Computer simulations are useful for developing conceptual understanding of science ideas that are otherwise obscure. However, there are circumstances that simulations just raise more questions than what they answer. Osmosis is one of those deceptively simple phenomena that turn out to be quite challenging to understand, even if it can be simulated with reasonable clarity.
|Figure 1. Osmotic pressure.|
(Image from Wikipedia)
Osmosis is a process in which solvent molecules move -- without input of energy -- across a semipermeable membrane (which let only the solvent molecules pass) separating two solutions of different concentrations. A typical explanation is that the solvent molecules "want" to equalize the solute concentrations (or equivalently, the solvent concentrations) on the two sides. As a result, the solutions must build up persistent pressure that causes the liquid level in the left side of the U-shape tube shown in Figure 1 to rise remarkably higher against gravity.
Most people just walk away with this theory. But where exactly does the energy that elevates the liquid come from?
In the U-shape tube, no one exerts any force on the liquid in either side, while the force of gravity keeps the liquid level as low as possible. Somehow, by simply making the membrane in the middle partially permeable to only the solvent, some energy is extracted to do the heavy lifting. This process can be simulated using molecular dynamics as is shown in the YouTube video posted above. The simulation shows that, on average, the middle column eventually maintained a noticeably higher level. Removing the solute (the green particles) returned the liquid levels in the three columns to about the same.
In this simulation, the green particles and the blue particles have comparable chemical affinities, meaning that the blue particles do not particularly favor their kins around. Neither do the green particles. The white particles that represent the membrane molecules have very weak interactions with both blue and green particles.

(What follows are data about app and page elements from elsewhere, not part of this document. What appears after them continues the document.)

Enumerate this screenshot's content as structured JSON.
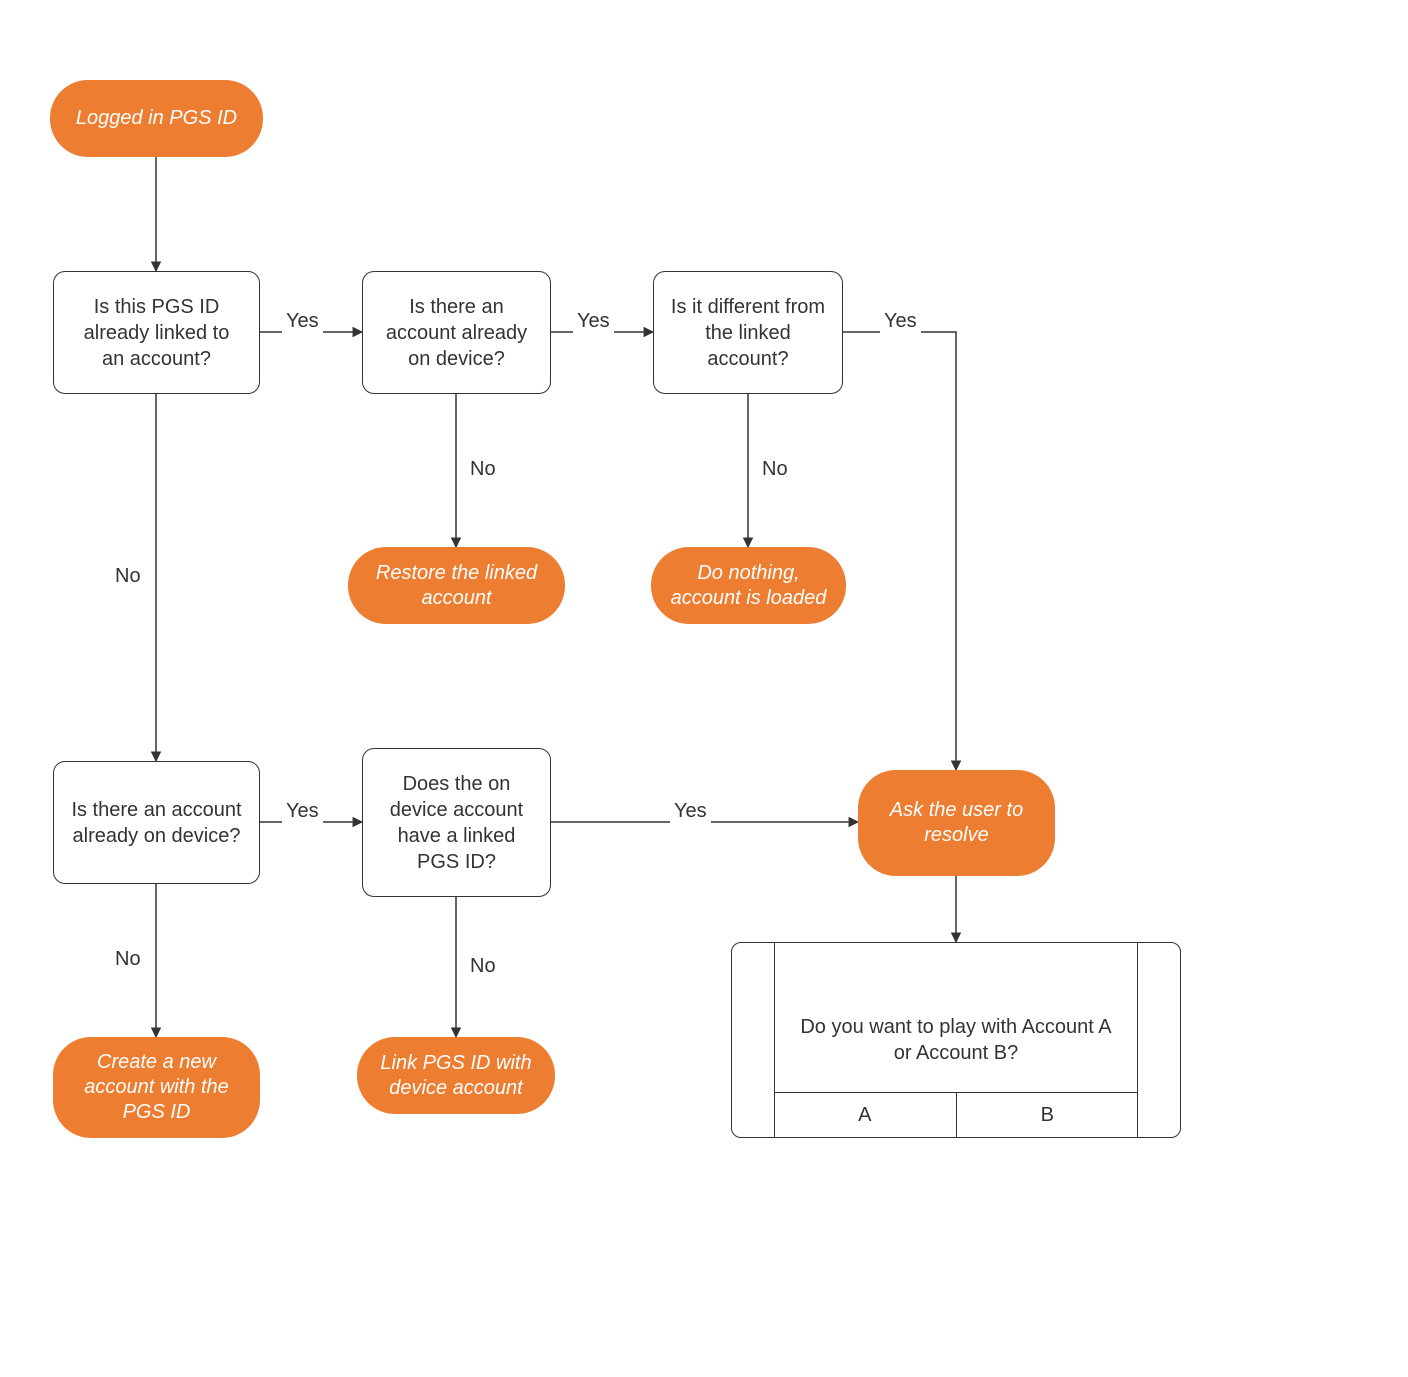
{
  "colors": {
    "accent": "#ed7d31",
    "line": "#333333"
  },
  "nodes": {
    "start": "Logged in PGS ID",
    "q1": "Is this PGS ID already linked to an account?",
    "q2": "Is there an account already on device?",
    "q3": "Is it different from the linked account?",
    "restore": "Restore the linked account",
    "donothing": "Do nothing, account is loaded",
    "q4": "Is there an account already on device?",
    "q5": "Does the on device account have a linked PGS ID?",
    "create": "Create a new account with the PGS  ID",
    "link": "Link PGS ID with device account",
    "resolve": "Ask the user to resolve",
    "dialog_prompt": "Do you want to play with Account A or Account B?",
    "dialog_a": "A",
    "dialog_b": "B"
  },
  "edges": {
    "yes": "Yes",
    "no": "No"
  }
}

Here is the link to the simulation (which is a Java applet). Happy New Year!